### HOW TO COMPLETE THIS TASK
Please count the lines of the data that contain "items" and state only the total.

### EXTRACTED MATERIAL
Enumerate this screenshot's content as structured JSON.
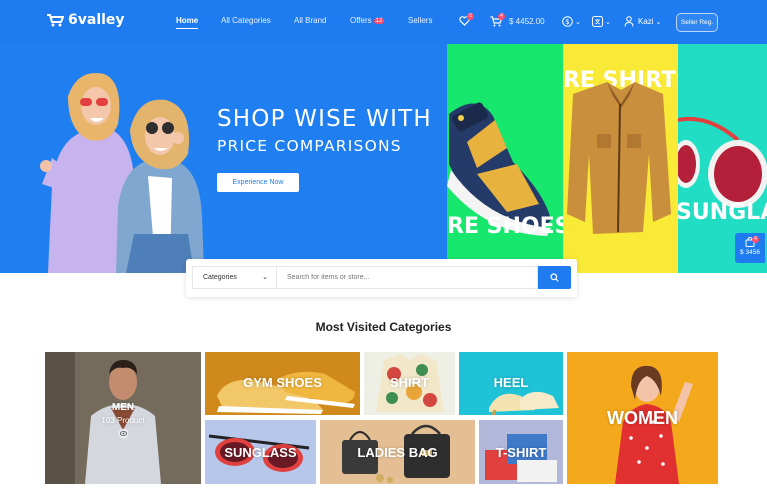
{
  "brand": {
    "name": "6valley"
  },
  "nav": {
    "items": [
      {
        "label": "Home"
      },
      {
        "label": "All Categories"
      },
      {
        "label": "All Brand"
      },
      {
        "label": "Offers",
        "badge": "12"
      },
      {
        "label": "Sellers"
      }
    ]
  },
  "header_actions": {
    "wishlist_count": "0",
    "cart_count": "4",
    "cart_total": "$ 4452.00",
    "user_name": "Kazi",
    "seller_button": "Seller Reg."
  },
  "hero": {
    "title": "SHOP WISE WITH",
    "subtitle": "PRICE COMPARISONS",
    "button": "Experience Now",
    "panels": [
      {
        "text": "RE SHOES",
        "color": "#17e86d"
      },
      {
        "text": "RE SHIRTS",
        "color": "#f9ea37"
      },
      {
        "text": "SUNGLA",
        "color": "#20ddc4"
      }
    ]
  },
  "floating_cart": {
    "count": "4",
    "total": "$ 3456"
  },
  "search": {
    "category_label": "Categories",
    "placeholder": "Search for items or store..."
  },
  "section": {
    "title": "Most Visited Categories"
  },
  "categories": [
    {
      "label": "MEN",
      "sublabel": "103 Product"
    },
    {
      "label": "GYM SHOES"
    },
    {
      "label": "SHIRT"
    },
    {
      "label": "HEEL"
    },
    {
      "label": "WOMEN"
    },
    {
      "label": "SUNGLASS"
    },
    {
      "label": "LADIES BAG"
    },
    {
      "label": "T-SHIRT"
    }
  ],
  "colors": {
    "primary": "#1e7cf0",
    "badge": "#ff4d6d"
  }
}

### EXPECTED ANSWER
2